- The water surface elevation of the wetlands (basin discharge area) is at 10.0’ and the basin underdrain invert is proposed at 11.25’ (12.67 feet with an upturned elbow). The construction of the basin may encounter rising groundwater and will almost certainly encounter wet conditions. The basin liner will experience hydrostatic pressure from the water below it. Any puncture in the liner throughout the basin’s lifetime would compromise the integrity of the basin’s ability to retain pollutants from reaching surface waters because the water in the basin would regularly interact with the groundwater.
EARTH MOVING AND FILLING THE FLOODPLAIN

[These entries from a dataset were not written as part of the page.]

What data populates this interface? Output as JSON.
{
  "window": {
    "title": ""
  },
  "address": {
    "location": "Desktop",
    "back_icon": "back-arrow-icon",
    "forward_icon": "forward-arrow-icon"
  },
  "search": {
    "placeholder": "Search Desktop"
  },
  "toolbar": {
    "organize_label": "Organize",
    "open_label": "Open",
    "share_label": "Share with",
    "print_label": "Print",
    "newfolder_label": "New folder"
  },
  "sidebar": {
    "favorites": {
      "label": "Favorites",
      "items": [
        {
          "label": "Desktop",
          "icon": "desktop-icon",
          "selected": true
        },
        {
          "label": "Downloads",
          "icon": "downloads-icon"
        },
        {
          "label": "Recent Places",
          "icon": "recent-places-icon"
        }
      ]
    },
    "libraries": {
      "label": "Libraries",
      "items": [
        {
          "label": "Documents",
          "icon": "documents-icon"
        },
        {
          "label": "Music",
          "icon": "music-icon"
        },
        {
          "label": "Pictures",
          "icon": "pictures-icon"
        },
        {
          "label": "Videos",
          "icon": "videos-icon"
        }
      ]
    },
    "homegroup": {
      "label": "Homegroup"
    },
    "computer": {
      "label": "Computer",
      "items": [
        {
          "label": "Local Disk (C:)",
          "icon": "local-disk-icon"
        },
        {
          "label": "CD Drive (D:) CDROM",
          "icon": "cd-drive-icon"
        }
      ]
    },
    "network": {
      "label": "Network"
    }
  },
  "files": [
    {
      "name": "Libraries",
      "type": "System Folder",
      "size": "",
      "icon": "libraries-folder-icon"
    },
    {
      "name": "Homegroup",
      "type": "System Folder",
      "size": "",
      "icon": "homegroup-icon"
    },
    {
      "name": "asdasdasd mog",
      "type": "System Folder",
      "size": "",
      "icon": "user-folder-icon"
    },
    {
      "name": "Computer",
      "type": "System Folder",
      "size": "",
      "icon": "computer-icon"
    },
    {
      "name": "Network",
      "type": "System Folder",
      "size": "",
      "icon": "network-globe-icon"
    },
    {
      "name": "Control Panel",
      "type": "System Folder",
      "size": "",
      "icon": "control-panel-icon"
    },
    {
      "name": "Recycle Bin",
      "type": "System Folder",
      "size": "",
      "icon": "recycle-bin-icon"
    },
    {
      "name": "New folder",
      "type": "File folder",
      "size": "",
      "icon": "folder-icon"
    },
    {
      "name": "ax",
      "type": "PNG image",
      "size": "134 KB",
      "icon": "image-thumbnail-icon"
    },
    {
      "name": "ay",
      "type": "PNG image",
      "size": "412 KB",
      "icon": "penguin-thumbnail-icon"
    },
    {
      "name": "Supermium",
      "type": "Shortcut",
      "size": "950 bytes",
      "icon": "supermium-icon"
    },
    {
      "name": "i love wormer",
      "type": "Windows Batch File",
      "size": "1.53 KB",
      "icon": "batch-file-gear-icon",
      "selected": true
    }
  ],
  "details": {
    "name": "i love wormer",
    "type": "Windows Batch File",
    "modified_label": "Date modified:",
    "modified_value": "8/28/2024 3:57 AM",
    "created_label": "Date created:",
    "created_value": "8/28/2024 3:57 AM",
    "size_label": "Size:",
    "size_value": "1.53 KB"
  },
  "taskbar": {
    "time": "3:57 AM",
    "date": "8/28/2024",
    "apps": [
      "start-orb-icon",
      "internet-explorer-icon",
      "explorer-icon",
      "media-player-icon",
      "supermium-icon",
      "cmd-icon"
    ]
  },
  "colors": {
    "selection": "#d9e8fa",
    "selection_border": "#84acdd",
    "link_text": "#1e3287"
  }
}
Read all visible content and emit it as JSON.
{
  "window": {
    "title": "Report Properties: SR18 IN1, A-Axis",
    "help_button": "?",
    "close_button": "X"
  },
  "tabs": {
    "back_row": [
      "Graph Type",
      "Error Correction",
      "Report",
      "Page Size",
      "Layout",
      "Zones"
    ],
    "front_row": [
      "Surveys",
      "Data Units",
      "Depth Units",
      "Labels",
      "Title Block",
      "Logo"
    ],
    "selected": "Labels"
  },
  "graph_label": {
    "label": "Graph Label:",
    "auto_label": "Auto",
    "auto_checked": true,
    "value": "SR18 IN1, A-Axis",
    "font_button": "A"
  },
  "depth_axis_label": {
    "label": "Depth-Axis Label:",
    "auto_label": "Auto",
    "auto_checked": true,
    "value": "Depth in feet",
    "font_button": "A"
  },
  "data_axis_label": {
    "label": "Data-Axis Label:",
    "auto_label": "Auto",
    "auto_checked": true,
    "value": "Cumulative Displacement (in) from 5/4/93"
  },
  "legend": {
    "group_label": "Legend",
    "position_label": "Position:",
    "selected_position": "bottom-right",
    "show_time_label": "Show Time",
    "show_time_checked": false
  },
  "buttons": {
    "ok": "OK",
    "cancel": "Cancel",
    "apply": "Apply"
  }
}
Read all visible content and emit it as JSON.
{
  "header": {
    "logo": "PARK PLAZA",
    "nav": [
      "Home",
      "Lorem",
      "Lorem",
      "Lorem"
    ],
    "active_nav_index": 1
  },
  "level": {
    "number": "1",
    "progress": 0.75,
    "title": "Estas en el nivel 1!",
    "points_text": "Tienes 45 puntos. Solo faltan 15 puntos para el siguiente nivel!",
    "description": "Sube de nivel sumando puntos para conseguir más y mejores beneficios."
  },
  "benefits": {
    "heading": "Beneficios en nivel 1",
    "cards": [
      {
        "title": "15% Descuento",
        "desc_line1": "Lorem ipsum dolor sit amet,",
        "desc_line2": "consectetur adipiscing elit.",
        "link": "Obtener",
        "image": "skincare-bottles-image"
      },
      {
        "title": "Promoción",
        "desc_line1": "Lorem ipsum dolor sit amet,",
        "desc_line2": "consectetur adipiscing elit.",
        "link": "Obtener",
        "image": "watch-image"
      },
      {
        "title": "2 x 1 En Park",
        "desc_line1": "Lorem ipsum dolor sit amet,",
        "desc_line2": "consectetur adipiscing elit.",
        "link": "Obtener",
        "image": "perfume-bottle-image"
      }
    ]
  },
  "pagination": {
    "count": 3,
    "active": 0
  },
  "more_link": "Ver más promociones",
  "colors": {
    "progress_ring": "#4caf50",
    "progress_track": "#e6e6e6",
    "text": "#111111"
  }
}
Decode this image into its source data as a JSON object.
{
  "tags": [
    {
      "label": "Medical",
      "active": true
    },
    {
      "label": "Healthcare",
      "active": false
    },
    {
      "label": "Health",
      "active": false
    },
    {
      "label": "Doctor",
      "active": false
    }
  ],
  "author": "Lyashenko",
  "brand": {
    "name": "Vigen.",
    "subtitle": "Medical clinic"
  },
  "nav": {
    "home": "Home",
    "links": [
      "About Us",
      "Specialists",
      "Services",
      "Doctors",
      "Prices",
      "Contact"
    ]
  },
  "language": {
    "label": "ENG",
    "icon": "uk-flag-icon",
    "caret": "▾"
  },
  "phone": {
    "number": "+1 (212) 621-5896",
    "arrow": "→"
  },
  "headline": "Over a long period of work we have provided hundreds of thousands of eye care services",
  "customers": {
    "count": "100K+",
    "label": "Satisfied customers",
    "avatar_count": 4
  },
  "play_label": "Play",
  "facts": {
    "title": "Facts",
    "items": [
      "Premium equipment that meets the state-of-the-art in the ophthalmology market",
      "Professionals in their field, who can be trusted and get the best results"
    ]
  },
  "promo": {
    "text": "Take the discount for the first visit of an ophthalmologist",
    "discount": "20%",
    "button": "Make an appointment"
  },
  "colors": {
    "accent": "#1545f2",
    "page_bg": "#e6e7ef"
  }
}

- Filling of the floodplain reduces the lands’ capacity to reduce flooding, reduce flow velocity and naturally manage and treat floodwaters. We are against the filling of this floodplain area and urge DEP to deny this application based on the impacts to the floodplain and the people that live downstream.The proposed site will be 1.9 to 6.2 feet above the existing ground surface elevation. There will be a retaining wall surrounding the facilities, and the tallest section of the wall is proposed at 7.70 feet at the northern corner of the site. The total volume of fill required to raise the site is approximately 1.54 million cubic feet, assuming an average fill depth of 4.4 ft (average of random sampling) over a surface area of 349,168 sq ft..This is a considerable amount of fill to be trucked on site. The placement of fill in flood hazard areas has the potential to displace floodwaters, raise flood elevations and redirect floodwaters. Even though the FIRM shows that the site is in the 500-year floodplain (i.e. not subject to Special Flood Hazard Area regulatory requirements), the site has a high potential to become inundated in an extreme storm.
ZONING AND ZONING INCONSISTENCIES
- The proposed use by Elcon is not permitted by right nor by Conditional Use or Special Exception. There has been expert testimony given to Falls Township expressing great concerns that Falls Township Zoning Letter of Consistency, signed on August 1, 2017, is in direct contradiction of the Township Zoning Code. I urge PADEP to thoroughly review the current zoning and legality and compliance of Fall’s Letter of Consistency. Zoning is not only a Falls Township issue. It factors in to DEP’s Site criteria. We urge DEP to deny this application based on the zoning and zoning inconsistencies.